• _PROBLEM DETAILS_: From the listing below, copy every line with the word "location".
[DATA SHOWN]
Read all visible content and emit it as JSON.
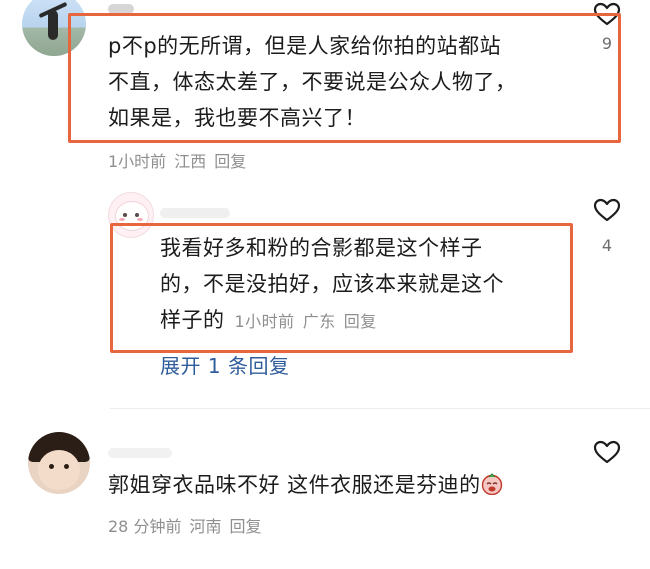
{
  "comments": [
    {
      "text_line1": "p不p的无所谓，但是人家给你拍的站都站",
      "text_line2": "不直，体态太差了，不要说是公众人物了，",
      "text_line3": "如果是，我也要不高兴了！",
      "time": "1小时前",
      "location": "江西",
      "reply_label": "回复",
      "likes": "9"
    },
    {
      "text_line1": "我看好多和粉的合影都是这个样子",
      "text_line2": "的，不是没拍好，应该本来就是这个",
      "text_line3": "样子的",
      "time": "1小时前",
      "location": "广东",
      "reply_label": "回复",
      "likes": "4",
      "expand_label": "展开 1 条回复"
    },
    {
      "text_line1": "郭姐穿衣品味不好 这件衣服还是芬迪的",
      "emoji": "face-emoji",
      "time": "28 分钟前",
      "location": "河南",
      "reply_label": "回复"
    }
  ],
  "colors": {
    "highlight": "#e8663e",
    "link": "#2f5d9c",
    "meta": "#8f8f8f"
  },
  "icons": [
    "heart-icon"
  ]
}
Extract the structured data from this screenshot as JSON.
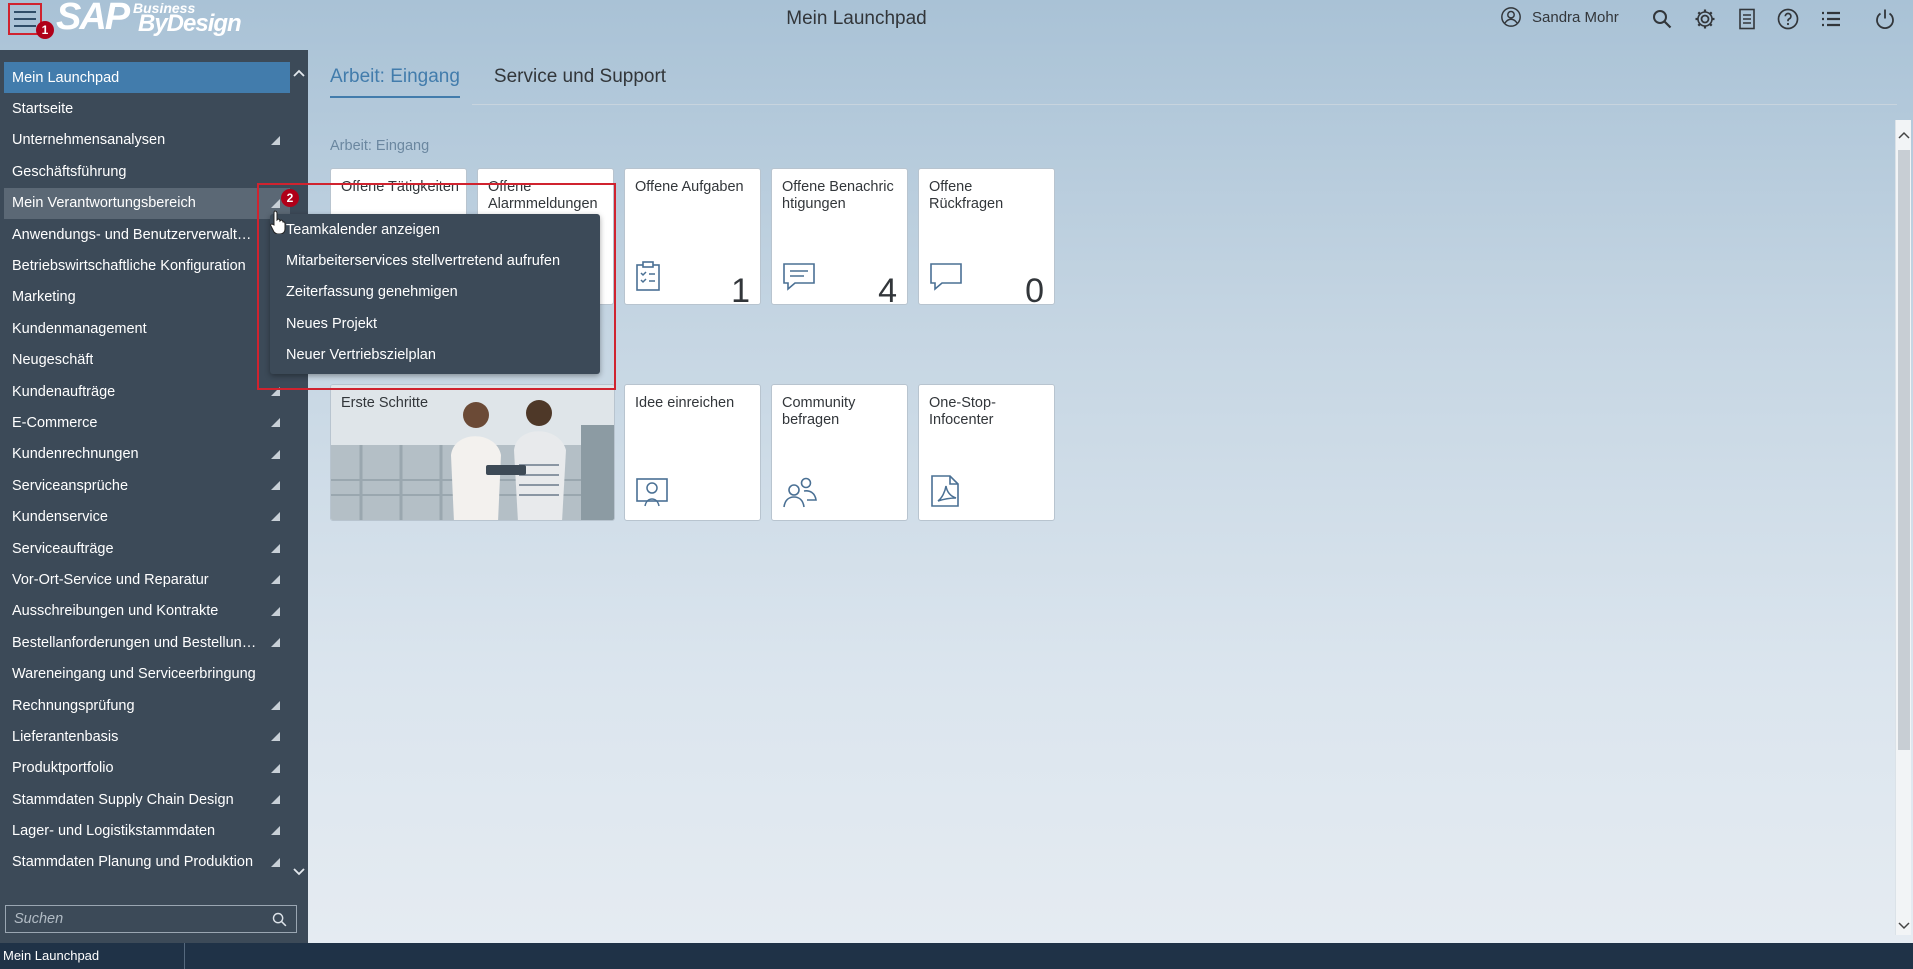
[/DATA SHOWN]
• _RESPONSE FOR THIS EXERCISE_:
      "location": "江西",
      "location": "广东",
      "location": "河南",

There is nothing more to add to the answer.